Start of STUDY MATERIAL
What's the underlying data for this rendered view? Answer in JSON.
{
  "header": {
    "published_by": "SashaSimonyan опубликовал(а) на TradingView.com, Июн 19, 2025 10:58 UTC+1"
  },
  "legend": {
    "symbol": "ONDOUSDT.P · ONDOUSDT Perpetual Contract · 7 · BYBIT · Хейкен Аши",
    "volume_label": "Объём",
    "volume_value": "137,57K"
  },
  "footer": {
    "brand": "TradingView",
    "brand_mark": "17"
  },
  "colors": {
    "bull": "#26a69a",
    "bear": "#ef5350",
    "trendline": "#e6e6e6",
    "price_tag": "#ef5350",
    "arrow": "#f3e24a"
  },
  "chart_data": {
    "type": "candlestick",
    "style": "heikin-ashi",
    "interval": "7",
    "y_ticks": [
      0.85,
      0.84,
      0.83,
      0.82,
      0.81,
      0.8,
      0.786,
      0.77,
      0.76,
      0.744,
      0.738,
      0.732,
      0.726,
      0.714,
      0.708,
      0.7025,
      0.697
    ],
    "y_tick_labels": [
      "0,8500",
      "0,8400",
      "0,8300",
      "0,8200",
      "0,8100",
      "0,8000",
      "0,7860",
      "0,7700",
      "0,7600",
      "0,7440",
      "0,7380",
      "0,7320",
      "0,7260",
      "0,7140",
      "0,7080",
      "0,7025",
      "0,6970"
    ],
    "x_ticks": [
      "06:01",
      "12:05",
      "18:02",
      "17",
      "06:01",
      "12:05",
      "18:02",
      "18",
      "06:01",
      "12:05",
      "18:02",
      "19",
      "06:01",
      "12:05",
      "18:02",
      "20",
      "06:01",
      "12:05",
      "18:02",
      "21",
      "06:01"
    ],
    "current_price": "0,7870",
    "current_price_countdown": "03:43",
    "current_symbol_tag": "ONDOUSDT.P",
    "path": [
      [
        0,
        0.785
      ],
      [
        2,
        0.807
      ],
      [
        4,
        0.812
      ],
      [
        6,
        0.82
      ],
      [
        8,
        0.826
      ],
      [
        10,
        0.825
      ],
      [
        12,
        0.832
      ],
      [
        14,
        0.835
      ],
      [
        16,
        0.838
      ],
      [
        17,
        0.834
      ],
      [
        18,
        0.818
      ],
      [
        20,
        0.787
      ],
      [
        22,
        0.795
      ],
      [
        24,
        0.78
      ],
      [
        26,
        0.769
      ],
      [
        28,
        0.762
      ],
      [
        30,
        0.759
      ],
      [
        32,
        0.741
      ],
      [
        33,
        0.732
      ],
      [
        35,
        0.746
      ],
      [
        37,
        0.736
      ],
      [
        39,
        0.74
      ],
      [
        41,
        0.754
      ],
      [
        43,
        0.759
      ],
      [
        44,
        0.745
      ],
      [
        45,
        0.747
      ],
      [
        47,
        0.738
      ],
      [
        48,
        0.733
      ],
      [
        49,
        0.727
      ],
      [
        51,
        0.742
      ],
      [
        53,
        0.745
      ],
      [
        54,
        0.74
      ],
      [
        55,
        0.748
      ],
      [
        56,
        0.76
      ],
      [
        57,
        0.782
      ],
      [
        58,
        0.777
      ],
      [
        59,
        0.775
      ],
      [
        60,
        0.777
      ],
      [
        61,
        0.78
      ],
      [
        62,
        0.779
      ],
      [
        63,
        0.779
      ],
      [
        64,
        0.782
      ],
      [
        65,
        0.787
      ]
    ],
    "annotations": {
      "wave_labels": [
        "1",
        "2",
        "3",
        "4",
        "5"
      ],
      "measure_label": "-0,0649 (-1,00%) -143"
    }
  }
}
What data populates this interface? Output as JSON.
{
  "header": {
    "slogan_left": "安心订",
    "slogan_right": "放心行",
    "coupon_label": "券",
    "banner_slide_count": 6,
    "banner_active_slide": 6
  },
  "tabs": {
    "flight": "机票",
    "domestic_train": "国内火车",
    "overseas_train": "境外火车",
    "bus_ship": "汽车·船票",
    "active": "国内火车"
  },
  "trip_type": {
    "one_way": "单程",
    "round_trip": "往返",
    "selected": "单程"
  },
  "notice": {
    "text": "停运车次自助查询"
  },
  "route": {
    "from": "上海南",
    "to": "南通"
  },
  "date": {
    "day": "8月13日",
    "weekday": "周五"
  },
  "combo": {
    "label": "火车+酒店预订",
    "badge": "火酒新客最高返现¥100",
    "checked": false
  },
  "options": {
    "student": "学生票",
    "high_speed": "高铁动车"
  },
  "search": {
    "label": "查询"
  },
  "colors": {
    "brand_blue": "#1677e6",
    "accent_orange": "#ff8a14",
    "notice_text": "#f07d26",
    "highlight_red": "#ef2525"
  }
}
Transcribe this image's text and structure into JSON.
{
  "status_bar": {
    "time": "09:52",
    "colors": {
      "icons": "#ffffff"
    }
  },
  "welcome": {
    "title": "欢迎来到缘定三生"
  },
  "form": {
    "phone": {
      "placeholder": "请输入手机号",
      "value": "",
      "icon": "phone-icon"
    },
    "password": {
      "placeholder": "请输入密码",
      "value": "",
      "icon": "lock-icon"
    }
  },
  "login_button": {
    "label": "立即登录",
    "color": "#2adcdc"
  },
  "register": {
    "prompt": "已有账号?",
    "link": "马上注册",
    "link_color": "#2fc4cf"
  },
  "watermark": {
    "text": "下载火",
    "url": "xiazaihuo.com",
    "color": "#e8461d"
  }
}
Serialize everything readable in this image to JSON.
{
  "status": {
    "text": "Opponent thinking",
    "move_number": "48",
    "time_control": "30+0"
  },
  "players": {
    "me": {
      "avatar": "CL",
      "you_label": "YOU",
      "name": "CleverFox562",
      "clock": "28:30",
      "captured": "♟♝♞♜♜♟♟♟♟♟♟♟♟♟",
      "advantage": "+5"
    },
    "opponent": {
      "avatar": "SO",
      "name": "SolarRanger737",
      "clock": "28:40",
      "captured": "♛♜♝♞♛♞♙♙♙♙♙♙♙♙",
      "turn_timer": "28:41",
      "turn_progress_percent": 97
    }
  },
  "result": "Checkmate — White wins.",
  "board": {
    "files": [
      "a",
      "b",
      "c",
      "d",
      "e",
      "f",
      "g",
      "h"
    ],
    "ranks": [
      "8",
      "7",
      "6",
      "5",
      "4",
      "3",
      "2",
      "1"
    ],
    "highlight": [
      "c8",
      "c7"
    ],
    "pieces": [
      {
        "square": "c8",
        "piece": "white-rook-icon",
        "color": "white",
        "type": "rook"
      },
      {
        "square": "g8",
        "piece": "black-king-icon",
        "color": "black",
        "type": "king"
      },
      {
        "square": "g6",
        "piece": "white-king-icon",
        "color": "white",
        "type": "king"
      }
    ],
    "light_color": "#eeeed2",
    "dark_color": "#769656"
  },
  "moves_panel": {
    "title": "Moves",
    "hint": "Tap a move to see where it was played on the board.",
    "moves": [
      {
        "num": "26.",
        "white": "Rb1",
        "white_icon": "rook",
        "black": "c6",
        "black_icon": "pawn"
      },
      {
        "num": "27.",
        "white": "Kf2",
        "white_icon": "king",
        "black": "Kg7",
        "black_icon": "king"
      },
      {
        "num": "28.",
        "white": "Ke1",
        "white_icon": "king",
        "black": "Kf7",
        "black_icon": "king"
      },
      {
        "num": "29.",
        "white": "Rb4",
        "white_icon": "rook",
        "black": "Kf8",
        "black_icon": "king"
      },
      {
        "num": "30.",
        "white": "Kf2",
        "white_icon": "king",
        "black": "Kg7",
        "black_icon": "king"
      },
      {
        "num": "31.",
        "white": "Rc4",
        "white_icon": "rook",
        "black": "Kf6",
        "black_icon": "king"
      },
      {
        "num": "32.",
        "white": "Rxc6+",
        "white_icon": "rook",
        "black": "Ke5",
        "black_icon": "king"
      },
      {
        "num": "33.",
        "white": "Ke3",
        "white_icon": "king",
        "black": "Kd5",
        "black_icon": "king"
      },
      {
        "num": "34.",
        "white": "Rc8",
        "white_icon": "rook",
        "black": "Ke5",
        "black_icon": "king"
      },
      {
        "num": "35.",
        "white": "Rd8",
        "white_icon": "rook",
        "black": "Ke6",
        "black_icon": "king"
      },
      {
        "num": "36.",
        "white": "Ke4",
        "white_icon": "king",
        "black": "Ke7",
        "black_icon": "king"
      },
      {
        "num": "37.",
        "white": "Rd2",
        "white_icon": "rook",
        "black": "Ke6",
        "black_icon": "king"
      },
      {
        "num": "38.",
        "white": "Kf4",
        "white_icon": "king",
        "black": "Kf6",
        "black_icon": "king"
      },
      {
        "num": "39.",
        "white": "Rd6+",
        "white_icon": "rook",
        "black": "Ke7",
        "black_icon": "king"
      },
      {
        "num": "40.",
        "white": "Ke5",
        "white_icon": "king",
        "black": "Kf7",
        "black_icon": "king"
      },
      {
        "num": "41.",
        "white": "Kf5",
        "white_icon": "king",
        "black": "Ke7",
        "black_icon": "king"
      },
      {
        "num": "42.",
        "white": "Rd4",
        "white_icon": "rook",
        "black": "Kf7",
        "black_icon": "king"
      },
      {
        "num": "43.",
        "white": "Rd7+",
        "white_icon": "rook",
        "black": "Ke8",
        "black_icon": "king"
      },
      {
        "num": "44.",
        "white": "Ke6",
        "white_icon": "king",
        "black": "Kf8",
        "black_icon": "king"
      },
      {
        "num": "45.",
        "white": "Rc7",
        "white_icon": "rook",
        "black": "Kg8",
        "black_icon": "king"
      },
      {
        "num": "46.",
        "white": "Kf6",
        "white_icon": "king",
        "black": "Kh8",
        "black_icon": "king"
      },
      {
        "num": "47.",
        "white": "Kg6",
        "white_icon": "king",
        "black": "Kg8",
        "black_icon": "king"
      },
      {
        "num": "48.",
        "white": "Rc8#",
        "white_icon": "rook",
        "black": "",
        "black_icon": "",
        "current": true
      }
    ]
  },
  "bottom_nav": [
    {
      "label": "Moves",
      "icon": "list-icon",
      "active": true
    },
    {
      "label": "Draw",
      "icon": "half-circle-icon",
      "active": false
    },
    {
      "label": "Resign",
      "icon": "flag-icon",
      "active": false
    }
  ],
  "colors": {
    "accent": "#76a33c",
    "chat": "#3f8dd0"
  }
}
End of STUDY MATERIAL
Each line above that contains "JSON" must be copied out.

• _COMPLETED EXERCISE_
What's the underlying data for this rendered view? Answer in JSON.
What data populates this interface? Output as JSON.
Transcribe this image's text and structure into JSON.
Serialize everything readable in this image to JSON.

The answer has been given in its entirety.